The aim of this guidance note is to provide advice to local businesses about how to create new planting and urban greening projects in privately- owned spaces across the Quarter. Urban greening is vital not only to make the area a more attractive place to visit, work and live but also to ensure that Baker Street Quarter is a healthy, green, biodiverse and thriving neighbourhood that is resilient to climate change.
We are keen to get you thinking not just about your own property, but about working with your neighbours and street to make a bigger impact. Businesses can work together to provide a mix of planting and habitats for wildlife at street level, on facades and at roof level to create greener streets and corridors for wildlife. We are aware that greening interventions need to make business sense and offer value for money, so we have provided a range of ideas at different scales and for different budgets.
BiodiversityInstalling planting and habitat features such as bat and bird boxes, and insect hotels can attract wildlife back into in the area and increase biodiversity.
ClimateIncorporating planting can help improve air quality, slow down surface water, reduce risk of flooding and provide urban cooling and shade on hot days or in heat waves.
WellbeingGreening projects can provide opportunities for customers to engage with spaces through social interaction and to share skills.
Community ParticipationInstalling planting and habitat features such as bat and bird boxes, and insect hotels can attract wildlife back into in the area and increase biodiversity.
Marketing & BrandingGreening can improve your customer’s experience and be part of your branding strategy by making an impact on the street to draw customers in.
WayfindingDistinctive planting can act as a landmark, aid wayfinding, act is a tool for people to recognise your street or business as a ‘green destination’.
Installing planting and habitat features such as bat and bird boxes, and insect hotels can attract wildlife back into in the area and increase biodiversity.
Depending on the scale and nature of your project you may want to work with a planting designer, artist, ecologist and/or landscape architect to help you design your project.
When installing greening projects in public places or on the highway it is very important to consider health and safety and work with competent contractors with the correct experience.

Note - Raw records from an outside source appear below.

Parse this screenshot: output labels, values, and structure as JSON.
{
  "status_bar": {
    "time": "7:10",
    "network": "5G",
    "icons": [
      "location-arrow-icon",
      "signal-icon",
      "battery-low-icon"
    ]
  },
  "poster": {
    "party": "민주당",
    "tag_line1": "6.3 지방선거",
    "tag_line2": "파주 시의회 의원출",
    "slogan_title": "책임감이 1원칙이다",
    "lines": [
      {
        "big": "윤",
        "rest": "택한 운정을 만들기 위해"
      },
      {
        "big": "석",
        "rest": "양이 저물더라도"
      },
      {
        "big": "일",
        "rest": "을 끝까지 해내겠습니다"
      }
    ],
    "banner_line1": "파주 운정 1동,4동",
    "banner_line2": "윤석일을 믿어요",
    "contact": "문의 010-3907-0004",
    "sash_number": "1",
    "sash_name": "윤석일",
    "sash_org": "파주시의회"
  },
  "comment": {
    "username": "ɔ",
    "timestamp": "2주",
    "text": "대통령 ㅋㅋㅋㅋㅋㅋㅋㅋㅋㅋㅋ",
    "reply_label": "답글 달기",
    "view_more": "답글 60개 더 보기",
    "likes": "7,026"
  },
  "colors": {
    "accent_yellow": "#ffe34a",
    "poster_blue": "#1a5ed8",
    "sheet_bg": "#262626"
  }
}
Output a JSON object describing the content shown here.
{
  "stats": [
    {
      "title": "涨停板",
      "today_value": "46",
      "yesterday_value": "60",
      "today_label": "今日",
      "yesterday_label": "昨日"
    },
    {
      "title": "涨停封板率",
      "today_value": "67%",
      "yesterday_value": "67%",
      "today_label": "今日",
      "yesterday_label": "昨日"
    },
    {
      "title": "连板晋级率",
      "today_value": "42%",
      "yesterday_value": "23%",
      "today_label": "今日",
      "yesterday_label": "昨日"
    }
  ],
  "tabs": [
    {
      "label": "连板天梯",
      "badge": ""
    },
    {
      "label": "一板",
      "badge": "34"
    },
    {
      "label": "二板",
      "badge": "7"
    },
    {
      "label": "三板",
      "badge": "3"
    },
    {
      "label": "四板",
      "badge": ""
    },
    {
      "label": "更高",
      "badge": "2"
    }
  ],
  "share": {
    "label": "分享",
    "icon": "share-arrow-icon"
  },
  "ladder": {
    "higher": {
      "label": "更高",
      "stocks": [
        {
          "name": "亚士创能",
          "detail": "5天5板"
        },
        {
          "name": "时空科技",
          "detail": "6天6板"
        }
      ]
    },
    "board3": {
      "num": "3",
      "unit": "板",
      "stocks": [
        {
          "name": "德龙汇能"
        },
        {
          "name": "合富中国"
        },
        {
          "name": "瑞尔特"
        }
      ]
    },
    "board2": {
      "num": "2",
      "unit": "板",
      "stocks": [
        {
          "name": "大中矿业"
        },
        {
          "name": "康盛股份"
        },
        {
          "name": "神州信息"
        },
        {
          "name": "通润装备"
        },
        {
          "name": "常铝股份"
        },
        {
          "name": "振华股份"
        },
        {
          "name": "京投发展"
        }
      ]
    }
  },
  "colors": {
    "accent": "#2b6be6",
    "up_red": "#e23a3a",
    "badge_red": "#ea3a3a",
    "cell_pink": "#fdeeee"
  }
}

Installing planters and undertaking works on the highway requires permission from the Local Authority and may also require a license or planning permission more information can be found here. Also, if you are not the building owner, you will need to check with your landlord or freeholder.
You will need to consider surveillance and management of your green space, e.g. how you will prevent vandalism or anti-social behaviour, deal with cleansing and managing litter and use during day and night.
It is important to consider maintenance e.g. how your planting will be repaired or replaced if damaged. To reduce cost and energy consumption it is best to avoid planting that needs intensive management and irrigation.
We would encourage you to always measure the impact of your planting and urban greening projects for example undertake an ecological or customer survey before you start and after you finish your project. Information on project monitoring from the Wild West End initiative can be found here.